Good morning, y’all. Mother Nature has been awfully kind to us of late. Strange how we attribute natural phenomenon to an overriding power. Speaking of an overriding power starts me off on another spiritual train of thought.
Maybe it was the telecast from The Full Gospel Original Church of God this week, or maybe it’s just the shock of seeing my old face in the mirror this morning. Whichever, I seemed to be focused today on wondering about the great hereafter.
Man has been wondering about what comes next since before he was able to put one stone on top of another one. Look at my face, I know, I was there. In spite of my age, and my incomprehensible wisdom, I’ve not put together a formal statement that I can personally guarantee is correct. Uncle Bud’s “follow this path” program would have to be void at death. I’m thinking there’s probably going to be lawyers in Heaven and Hell, and I’m not prepared to give afterlife refunds.
Seems like Jewish folks are devoid of the concept of life everlasting, whether walking the streets of gold, or cast into the fiery pit. For our Jewish brothers and sisters it’s about the journey, not the destination. I like this system for its simplicity. Live a moral life and the afterlife will take care of itself. Sounds good to me.
A slightly more complicated view of afterlife is the concept of reincarnation as espoused by the Buddhists and Hindus. You get to keep coming back until you get it right, at which point you join with the “universal consciousness”, which I guess is their God. In reincarnation, life on Earth is Hell, which you keep repeating until you attain the spirituality to attain Heaven. Now, this is a decent enough concept, except that part of the repetition process is that you are reborn into the same family group each time. You keep being reborn with these same people until you get all of your issues resolved. Believe me, I know infinity is a bigger concept than my little mind can handle, but infinity isn’t a big enough time to work out my family issues.
There are some religions, like the Catholics, that believe in a middle state between Heaven and Hell called Purgatory. Purgatory is a nice catch all for the question of what happens to children that die before they’re saved, or adults who don’t receive the last rites. It gives hopes to the faithful that even if they die without being in a state of grace, there’s still hope for a heavenly reward. The Baptists refer to Purgatory as “Hell’s Waiting Room”. The Baptists are pretty adamant about attaining grace before dying. The Baptists don’t want any souls wandering around without a final destination.
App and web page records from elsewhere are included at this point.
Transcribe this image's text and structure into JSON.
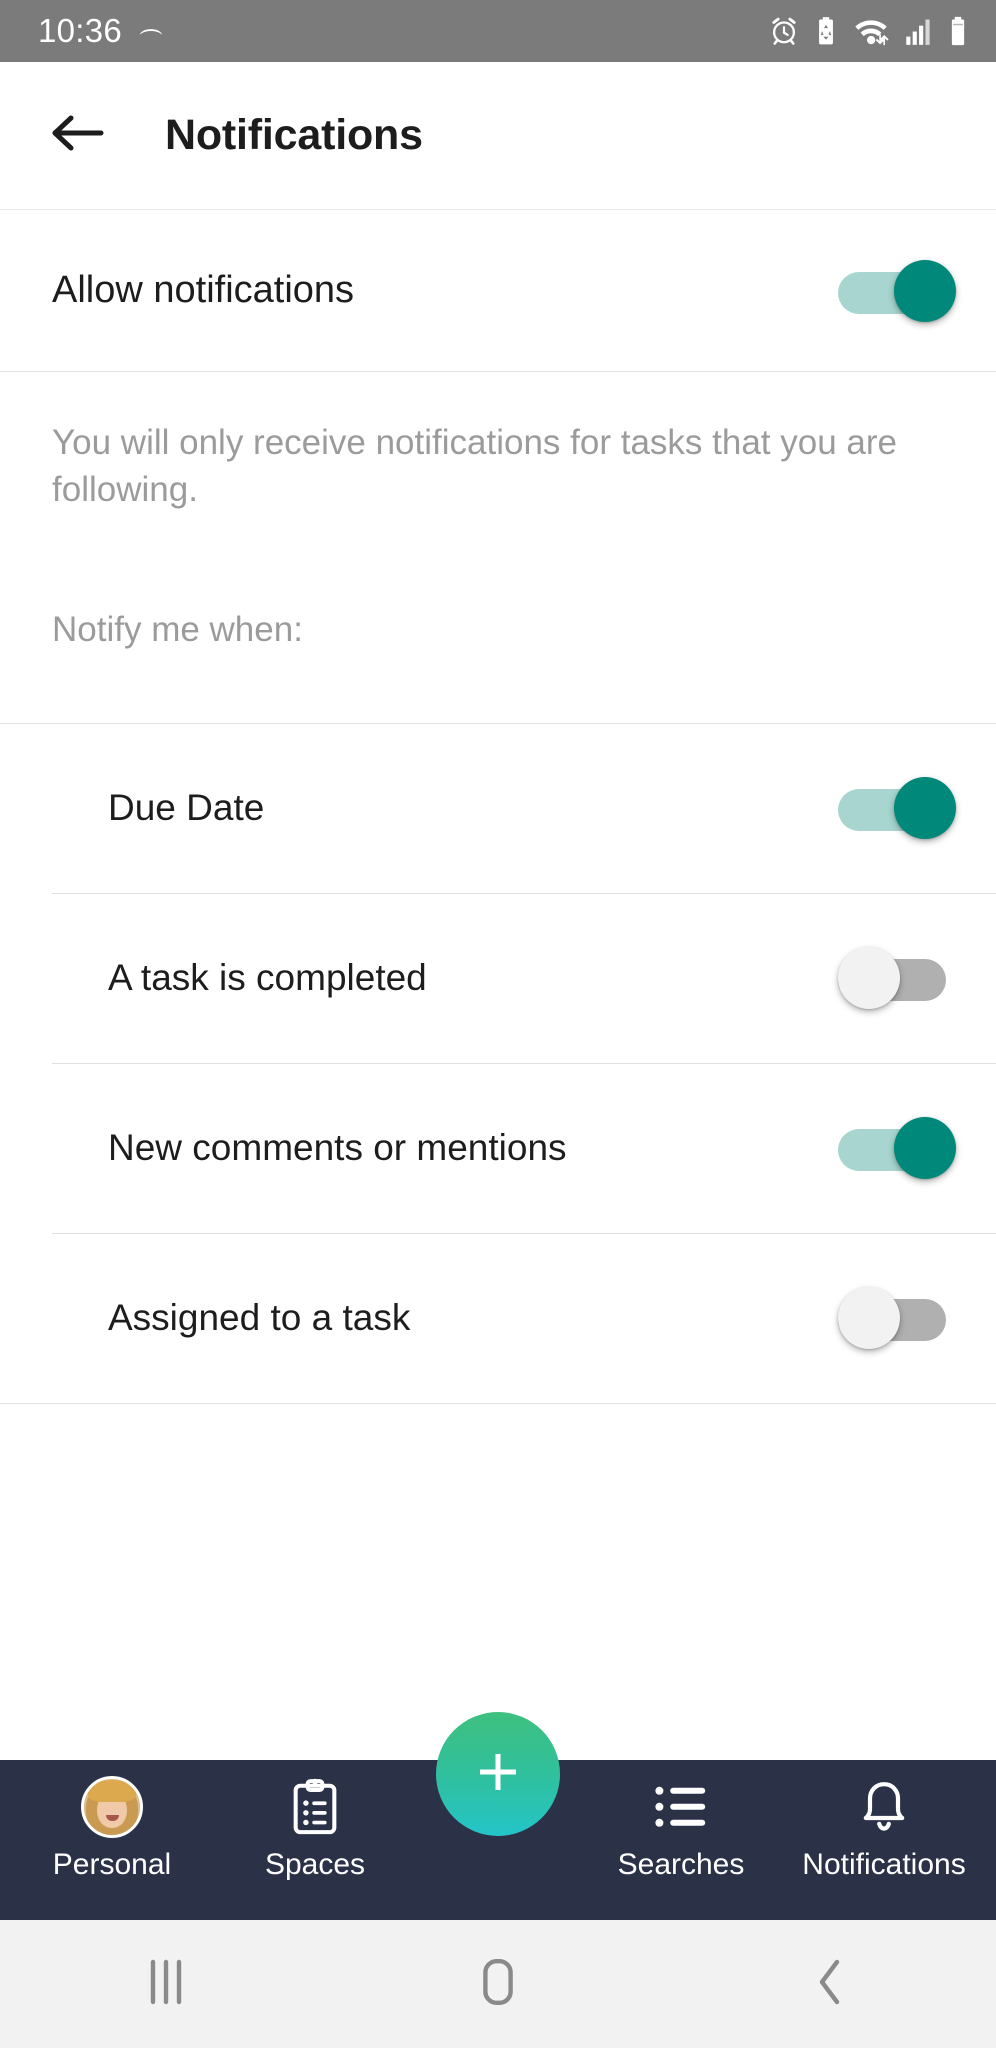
{
  "status_bar": {
    "time": "10:36",
    "icons_left": [
      "moon-crescent-icon"
    ],
    "icons_right": [
      "alarm-clock-icon",
      "battery-saver-icon",
      "wifi-transfer-icon",
      "signal-bars-icon",
      "battery-icon"
    ],
    "background_color": "#7b7b7b"
  },
  "header": {
    "back_icon": "back-arrow-icon",
    "title": "Notifications"
  },
  "master_setting": {
    "label": "Allow notifications",
    "enabled": true
  },
  "helper": {
    "text": "You will only receive notifications for tasks that you are following."
  },
  "section": {
    "label": "Notify me when:"
  },
  "settings_rows": [
    {
      "label": "Due Date",
      "enabled": true
    },
    {
      "label": "A task is completed",
      "enabled": false
    },
    {
      "label": "New comments or mentions",
      "enabled": true
    },
    {
      "label": "Assigned to a task",
      "enabled": false
    }
  ],
  "bottom_nav": {
    "background_color": "#2b3248",
    "items": [
      {
        "label": "Personal",
        "icon": "user-avatar-icon"
      },
      {
        "label": "Spaces",
        "icon": "clipboard-list-icon"
      },
      {
        "label": "Searches",
        "icon": "list-bullet-icon"
      },
      {
        "label": "Notifications",
        "icon": "bell-icon"
      }
    ],
    "fab": {
      "icon": "plus-icon",
      "gradient_from": "#3ec07e",
      "gradient_to": "#24c5c9"
    }
  },
  "system_nav": {
    "buttons": [
      "recents-icon",
      "home-icon",
      "back-chevron-icon"
    ]
  },
  "colors": {
    "accent_teal": "#00897b",
    "track_on": "#a8d5cf",
    "track_off": "#b0b0b0",
    "thumb_off": "#f2f2f2",
    "text_primary": "#1d1d1d",
    "text_secondary": "#9b9b9b"
  }
}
One group that believes in souls or spirits in transition are the Spiritualists. Many years ago, Mulva and I happened into a Spiritualist church while traveling down in the Orlando, Florida area. Seems Central Florida is a hotbed for mediums and circus performers. Anyway, Mulva was still struggling with the loss of her mother, and was impressed by how the Spiritualists handle what we would call the “altar call”. Spiritualist leaders give “readings” for the people in the congregation that raise their hands.
Mulva was so impressed that we setup an appointment with a private medium who was highly recommended by the folks at the church. Ever the skeptic, I inquired of the medium how the process worked. She told me that when she went into a trance, her “spirit guide” would take over and handle the contact to Mulva’s mom for us. I asked about the “spirit guide” and was told that it was a Cherokee Indian named Blue Flower that had passed in an untimely death. By the way, Native Americans are the de facto standard for spirit guides.
Well, the medium closes her eyes and the next thing you know the medium is speaking in a slightly different voice, identifying herself as Blue Flower. At this point I say, “Otahitsu” to Blue Flower and wait for a response. “Otahitsu” is “how are you?” in Cherokee, which I just happen to know because of my great grandma Lowe. The normal response is “Hawa”, but Blue Flower only wants to know who we want to contact. I try again to no avail, and then let Mulva proceed.
Probing questions from the medium get Mulva to reveal enough information for the medium to give a “reading” and twenty minutes later we were done. A forty dollar “donation” was left in the basket as mediums can not charge for their “gift”, lest they run the risk of losing their “gift”. I’m sure taking remuneration as “gifts” is a lot easier than filing for a 501c deduction for tax purposes. Anyway, Mulva feels better, and for forty dollars it was a bargain.